While there have been extensive attention and works dedicated to promote in the sustainability in the energy systems, broadly termed to include the subsystems of electricity, petroleum, and natural gas, a somewhat overlooked aspect is the interdependence between energy and other infrastructure systems, especially with water systems, and the potential adverse impacts to economics, reliability, and sustainability caused by such interdependence. For example, regulations in the water sector to preserve freshwater may restrict water usage in the power sector, likely causing reduced available generation capacities and hence jeopardizing the reliability of power systems. On the other hand, environmental policies only focused on the power sector, such as those to encourage adding CO2 capture and sequestration (CCS) capabilities to existing and new coal plants would further strain the water system as coal plants with CCS are among the heaviest users of water. Thus, there is a pressing need to better understand and manage the interdependence of critical infrastructure systems such that the goal of promoting sustainability can be achieved across all systems, while in the meantime, economics and reliability will not be undermined in any particular system. This proposed work is to directly address such a need through advancing the frontiers of the theory, modeling and computation of large-scale, interdependent complex systems by way of distributed, high-scalability computing. The results will be widely disseminated through publications and seminars. Further, the project team will leverage established institutional programs to outreach to the general public, especially to high-school students and teachers, such as through the Engineering Projects In Community Service program and Purdue’s Energy Academy.

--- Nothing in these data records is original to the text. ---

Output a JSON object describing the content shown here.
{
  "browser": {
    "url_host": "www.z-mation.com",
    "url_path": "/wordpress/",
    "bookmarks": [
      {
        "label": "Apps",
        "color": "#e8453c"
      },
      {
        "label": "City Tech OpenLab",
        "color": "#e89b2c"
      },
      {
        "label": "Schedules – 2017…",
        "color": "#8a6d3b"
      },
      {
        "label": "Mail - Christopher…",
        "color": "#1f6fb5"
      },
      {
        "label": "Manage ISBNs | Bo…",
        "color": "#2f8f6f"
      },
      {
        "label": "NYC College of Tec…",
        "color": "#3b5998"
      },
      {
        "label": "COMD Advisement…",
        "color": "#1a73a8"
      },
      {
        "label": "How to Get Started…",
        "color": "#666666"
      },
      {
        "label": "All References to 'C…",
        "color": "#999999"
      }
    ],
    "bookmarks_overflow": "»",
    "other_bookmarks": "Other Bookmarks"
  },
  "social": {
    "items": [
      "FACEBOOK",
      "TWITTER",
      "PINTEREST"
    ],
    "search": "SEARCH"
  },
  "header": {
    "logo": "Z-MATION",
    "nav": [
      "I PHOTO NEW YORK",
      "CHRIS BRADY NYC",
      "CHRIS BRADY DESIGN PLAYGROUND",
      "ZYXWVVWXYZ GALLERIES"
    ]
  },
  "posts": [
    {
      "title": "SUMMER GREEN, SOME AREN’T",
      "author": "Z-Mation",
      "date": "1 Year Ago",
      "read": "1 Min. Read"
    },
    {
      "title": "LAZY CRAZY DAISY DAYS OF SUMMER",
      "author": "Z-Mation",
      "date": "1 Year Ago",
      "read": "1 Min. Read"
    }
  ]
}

As the grand vision of this project is to promote sustainability across interdependent systems, as well as to achieve economic efficiency and to maintain reliability, through decentralized yet coordinated management of individual systems, we are to establish a complete modeling, analytical, and computational framework. Such a framework is based upon the general class of augmented Lagrangian methods (ALM) originated from convex optimization. While the ALM is not a new algorithm, the current implementation of such algorithms has not taken advantage of its distributed feature, which would be particularly suitable to deal with large-scale, interlinked systems. One of the major contributions of this work is to establish the theoretical foundations of distributed ALMs and to implement the algorithms on supercomputer clusters to demonstrate the benefits of distributed computing, which will pave way for cloud computing such that the algorithms can be used by decision-makers even without access to supercomputers. Another contribution is that the ALM algorithms will be extended to incorporate stochastic data, both in terms of theories, such as algorithm convergence, and in terms of implementation. The computational methods will be tested and validated through real-world-sized models of interdependent power and water systems.
Collaborators: Yihsu Chen
Andrew L. Liu